The history of our solar system is a history of collisions. Massive, world-shattering collisions. Evidence of these collisions rains down on us every day in the form of meteorites—rocks hurled into space when massive asteroids crash into each other. For the first time, researchers have examined some of the rocky relics of a particularly colossal crash that occurred 466 million years ago. The results, published in Nature Astronomy, show that some of the rarest meteorites of the modern world were once commonplace, making up more than a third of the total space debris.
The International Space Station is set to start testing its first expandable habitat. Tomorrow, the Bigelow Expandable Activity Module (BEAM) will swell to its full size, beginning a two-year stint at the ISS. During this time, astronauts will measure how well BEAM holds up against space debris, radiation and temperature swings. Lightweight expandable habitats, made from aluminum and fabric, might provide a home for astronauts on future deep space missions.
Another week, another scheme to clean up our bourgeoning space debris problem. This one, like many before it, calls for a powerful ground-based laser to remove orbital debris from low earth orbit.
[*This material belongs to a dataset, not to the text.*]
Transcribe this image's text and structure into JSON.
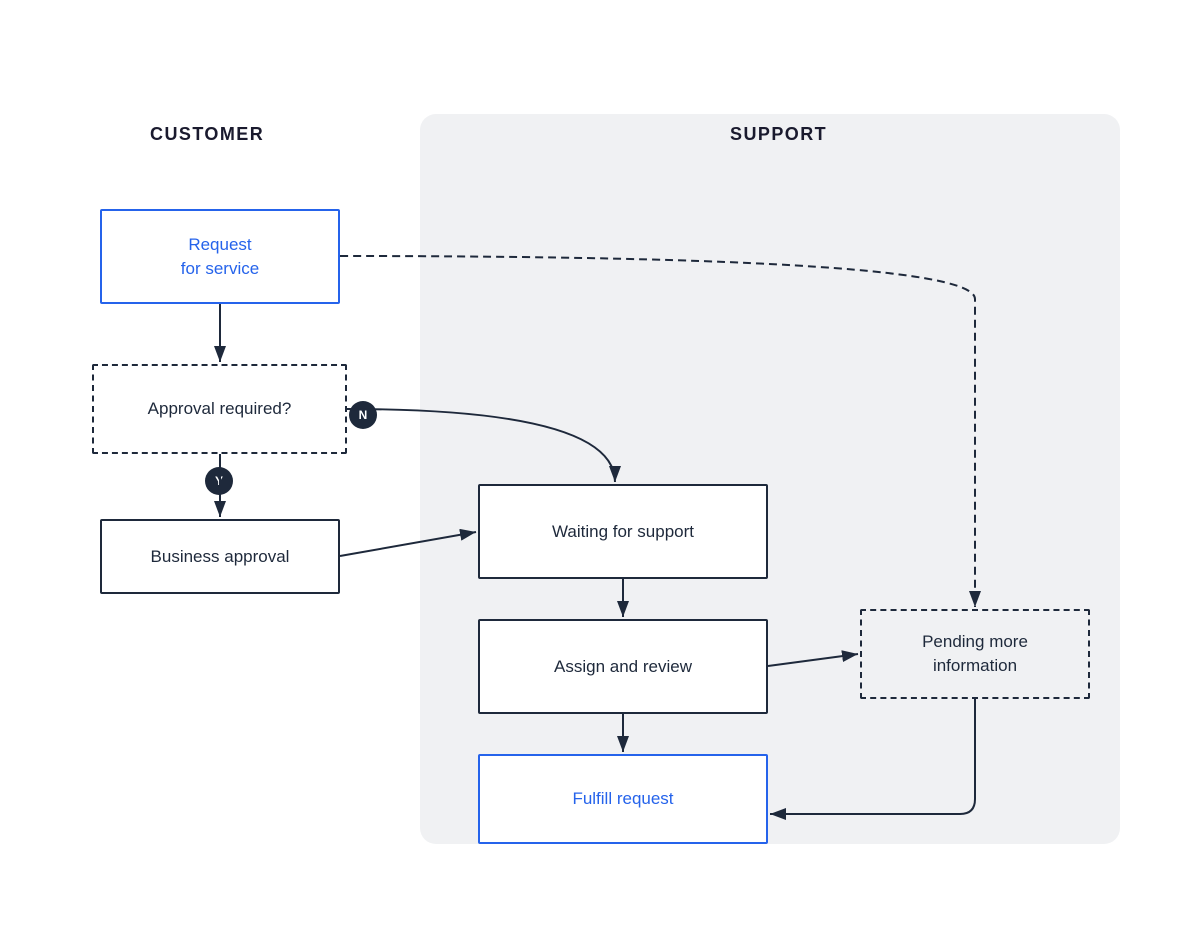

Using high-powered laser pulses fired from the ground, the system would create a small plasma jet emanating from the piece of junk itself, essentially turning each piece of debris into its own laser-powered rocket that would remove itself from orbit.
Rarely does a week pass without some concern about space debris, whether it's falling to Earth or threatening the International Space Station. Plenty of private companies and government agencies have proposed solutions for this problem, from giant space nets to ground-based lasers that would push debris out of orbit. Here's one we have not seen before: A sticky robot arm that works like a mechanical tractor beam. It could be used to reach out and grab space debris of any shape or size - and for other purposes, like servicing the ISS.